→ **Task to carry out**: Each line of the listing below that includes "JSON" must be copied.

────────────────────────────────────────

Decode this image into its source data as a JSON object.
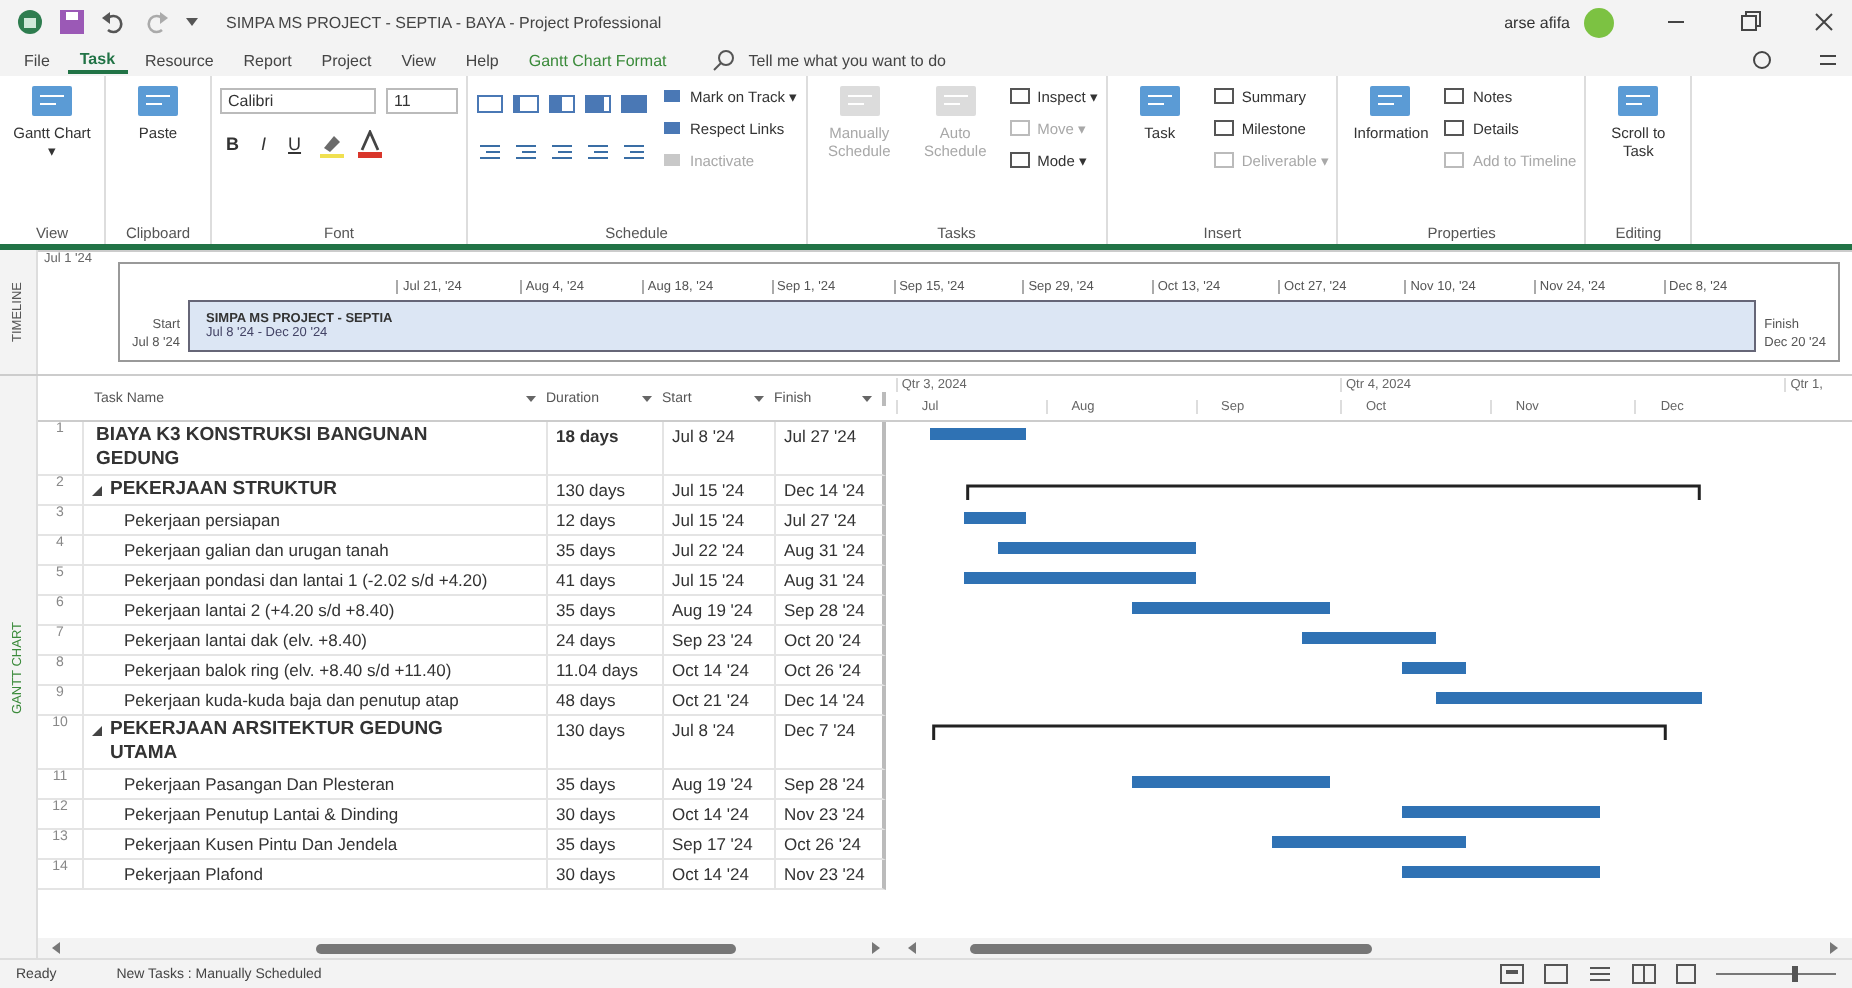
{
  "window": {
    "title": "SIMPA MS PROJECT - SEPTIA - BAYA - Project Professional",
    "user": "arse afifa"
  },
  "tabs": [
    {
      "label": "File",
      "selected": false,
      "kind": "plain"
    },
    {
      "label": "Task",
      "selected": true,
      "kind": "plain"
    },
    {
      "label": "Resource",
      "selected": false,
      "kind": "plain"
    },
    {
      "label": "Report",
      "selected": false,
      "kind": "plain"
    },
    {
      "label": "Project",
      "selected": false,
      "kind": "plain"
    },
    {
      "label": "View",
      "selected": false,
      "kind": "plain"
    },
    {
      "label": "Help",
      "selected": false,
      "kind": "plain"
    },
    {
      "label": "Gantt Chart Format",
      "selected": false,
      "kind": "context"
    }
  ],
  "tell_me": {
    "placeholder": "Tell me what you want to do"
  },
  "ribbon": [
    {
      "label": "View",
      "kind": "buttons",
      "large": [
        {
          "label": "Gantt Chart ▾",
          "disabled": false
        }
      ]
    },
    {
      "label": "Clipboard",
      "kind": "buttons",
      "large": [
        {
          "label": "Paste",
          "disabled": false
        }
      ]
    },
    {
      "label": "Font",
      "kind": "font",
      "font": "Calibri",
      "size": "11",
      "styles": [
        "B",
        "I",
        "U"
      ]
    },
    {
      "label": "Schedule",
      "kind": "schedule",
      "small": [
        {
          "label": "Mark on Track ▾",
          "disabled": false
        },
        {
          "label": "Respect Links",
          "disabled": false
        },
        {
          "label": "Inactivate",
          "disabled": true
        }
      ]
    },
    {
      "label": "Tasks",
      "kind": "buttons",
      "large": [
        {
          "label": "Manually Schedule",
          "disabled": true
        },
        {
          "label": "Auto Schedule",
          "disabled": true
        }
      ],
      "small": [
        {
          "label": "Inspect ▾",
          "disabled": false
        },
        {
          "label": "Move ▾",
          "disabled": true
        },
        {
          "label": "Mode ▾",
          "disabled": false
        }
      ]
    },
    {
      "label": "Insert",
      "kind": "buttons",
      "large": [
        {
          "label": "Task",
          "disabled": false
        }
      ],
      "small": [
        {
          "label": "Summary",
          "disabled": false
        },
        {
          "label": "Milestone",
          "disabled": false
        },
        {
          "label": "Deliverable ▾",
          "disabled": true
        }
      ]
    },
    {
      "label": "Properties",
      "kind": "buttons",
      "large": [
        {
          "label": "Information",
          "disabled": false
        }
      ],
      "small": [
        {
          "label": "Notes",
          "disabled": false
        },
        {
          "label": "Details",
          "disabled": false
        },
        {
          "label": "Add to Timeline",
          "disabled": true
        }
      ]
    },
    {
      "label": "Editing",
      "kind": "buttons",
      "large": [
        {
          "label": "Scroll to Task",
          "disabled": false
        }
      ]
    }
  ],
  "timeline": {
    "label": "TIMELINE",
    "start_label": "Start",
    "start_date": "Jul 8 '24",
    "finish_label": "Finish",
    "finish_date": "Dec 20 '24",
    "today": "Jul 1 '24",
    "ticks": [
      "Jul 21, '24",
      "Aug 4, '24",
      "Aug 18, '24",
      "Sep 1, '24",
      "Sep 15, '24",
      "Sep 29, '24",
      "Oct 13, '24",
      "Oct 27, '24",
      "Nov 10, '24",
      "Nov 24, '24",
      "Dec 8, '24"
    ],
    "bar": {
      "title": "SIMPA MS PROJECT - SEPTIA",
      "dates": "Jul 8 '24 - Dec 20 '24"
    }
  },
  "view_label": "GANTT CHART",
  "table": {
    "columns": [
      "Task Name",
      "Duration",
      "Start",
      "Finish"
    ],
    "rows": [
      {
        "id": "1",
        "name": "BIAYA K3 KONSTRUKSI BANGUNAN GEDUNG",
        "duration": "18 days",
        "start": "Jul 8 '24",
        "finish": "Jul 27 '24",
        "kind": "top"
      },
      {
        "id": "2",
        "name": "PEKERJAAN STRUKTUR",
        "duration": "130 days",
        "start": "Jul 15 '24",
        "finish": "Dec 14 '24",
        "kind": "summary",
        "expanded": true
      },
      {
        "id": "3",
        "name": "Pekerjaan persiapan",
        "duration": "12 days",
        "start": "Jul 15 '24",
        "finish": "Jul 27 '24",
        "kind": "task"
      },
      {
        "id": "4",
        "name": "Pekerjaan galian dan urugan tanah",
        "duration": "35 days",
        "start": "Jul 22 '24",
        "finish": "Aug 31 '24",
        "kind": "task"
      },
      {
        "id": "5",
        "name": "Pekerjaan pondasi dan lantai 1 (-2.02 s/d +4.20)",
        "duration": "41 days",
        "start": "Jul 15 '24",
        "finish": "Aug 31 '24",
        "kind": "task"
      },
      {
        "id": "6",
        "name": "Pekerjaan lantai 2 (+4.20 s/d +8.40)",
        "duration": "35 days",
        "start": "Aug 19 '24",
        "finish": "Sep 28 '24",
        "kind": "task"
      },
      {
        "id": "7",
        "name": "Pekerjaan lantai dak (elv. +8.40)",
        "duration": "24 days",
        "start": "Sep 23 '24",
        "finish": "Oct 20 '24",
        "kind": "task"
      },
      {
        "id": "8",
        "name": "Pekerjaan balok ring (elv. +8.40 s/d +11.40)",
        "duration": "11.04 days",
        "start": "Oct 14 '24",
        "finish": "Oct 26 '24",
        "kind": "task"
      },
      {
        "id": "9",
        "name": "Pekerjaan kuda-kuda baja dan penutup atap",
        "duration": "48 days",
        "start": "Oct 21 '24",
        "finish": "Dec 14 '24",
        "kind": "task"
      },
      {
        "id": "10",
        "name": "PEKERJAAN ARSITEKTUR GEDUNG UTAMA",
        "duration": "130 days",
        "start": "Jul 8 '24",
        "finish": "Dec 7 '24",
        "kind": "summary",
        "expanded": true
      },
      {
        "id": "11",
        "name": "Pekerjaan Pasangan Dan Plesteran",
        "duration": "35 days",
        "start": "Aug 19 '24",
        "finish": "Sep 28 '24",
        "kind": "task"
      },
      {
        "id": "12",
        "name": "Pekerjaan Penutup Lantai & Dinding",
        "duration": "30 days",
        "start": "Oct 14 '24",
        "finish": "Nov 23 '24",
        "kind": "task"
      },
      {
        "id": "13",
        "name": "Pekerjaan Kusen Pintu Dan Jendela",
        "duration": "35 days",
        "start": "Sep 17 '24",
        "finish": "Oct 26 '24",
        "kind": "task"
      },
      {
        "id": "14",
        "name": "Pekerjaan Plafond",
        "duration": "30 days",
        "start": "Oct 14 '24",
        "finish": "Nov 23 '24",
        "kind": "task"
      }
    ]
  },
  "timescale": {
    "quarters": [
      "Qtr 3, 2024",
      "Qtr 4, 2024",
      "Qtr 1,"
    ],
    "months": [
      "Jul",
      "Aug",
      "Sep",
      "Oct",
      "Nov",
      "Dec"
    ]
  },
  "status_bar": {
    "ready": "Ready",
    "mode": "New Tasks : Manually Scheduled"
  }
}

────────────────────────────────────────

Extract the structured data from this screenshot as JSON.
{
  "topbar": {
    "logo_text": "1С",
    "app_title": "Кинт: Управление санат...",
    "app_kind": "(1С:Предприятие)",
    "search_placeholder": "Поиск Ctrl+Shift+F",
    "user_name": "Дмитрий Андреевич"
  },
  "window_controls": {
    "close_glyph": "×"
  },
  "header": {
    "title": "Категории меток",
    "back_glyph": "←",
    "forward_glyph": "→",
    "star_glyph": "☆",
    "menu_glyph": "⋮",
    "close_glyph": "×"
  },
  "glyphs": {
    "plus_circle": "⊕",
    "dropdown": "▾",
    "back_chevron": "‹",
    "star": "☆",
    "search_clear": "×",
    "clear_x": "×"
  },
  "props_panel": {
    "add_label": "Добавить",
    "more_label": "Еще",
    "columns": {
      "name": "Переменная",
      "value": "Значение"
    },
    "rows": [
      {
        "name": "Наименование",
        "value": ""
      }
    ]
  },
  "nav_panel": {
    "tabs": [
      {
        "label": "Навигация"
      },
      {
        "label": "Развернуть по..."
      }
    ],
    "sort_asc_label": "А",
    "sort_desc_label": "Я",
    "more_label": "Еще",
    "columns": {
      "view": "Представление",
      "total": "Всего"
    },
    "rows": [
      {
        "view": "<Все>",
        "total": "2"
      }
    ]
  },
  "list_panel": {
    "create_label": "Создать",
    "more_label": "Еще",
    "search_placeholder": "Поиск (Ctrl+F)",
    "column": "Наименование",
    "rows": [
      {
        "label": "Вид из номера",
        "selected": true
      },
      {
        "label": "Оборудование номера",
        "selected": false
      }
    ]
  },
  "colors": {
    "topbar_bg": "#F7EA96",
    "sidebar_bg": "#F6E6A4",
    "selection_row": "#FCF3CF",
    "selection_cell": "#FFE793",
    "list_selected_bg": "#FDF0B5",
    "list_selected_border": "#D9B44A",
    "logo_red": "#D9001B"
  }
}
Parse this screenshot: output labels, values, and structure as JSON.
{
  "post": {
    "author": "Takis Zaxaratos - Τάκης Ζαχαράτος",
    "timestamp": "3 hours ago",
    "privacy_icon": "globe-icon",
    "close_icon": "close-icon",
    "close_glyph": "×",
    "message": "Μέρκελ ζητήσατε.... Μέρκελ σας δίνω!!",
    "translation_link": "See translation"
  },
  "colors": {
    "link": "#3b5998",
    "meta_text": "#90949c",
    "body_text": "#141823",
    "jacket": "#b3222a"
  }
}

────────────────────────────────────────

→ **Your response**:
Decode this image into its source data as a JSON object.
Extract the structured data from this screenshot as JSON.
Parse this screenshot: output labels, values, and structure as JSON.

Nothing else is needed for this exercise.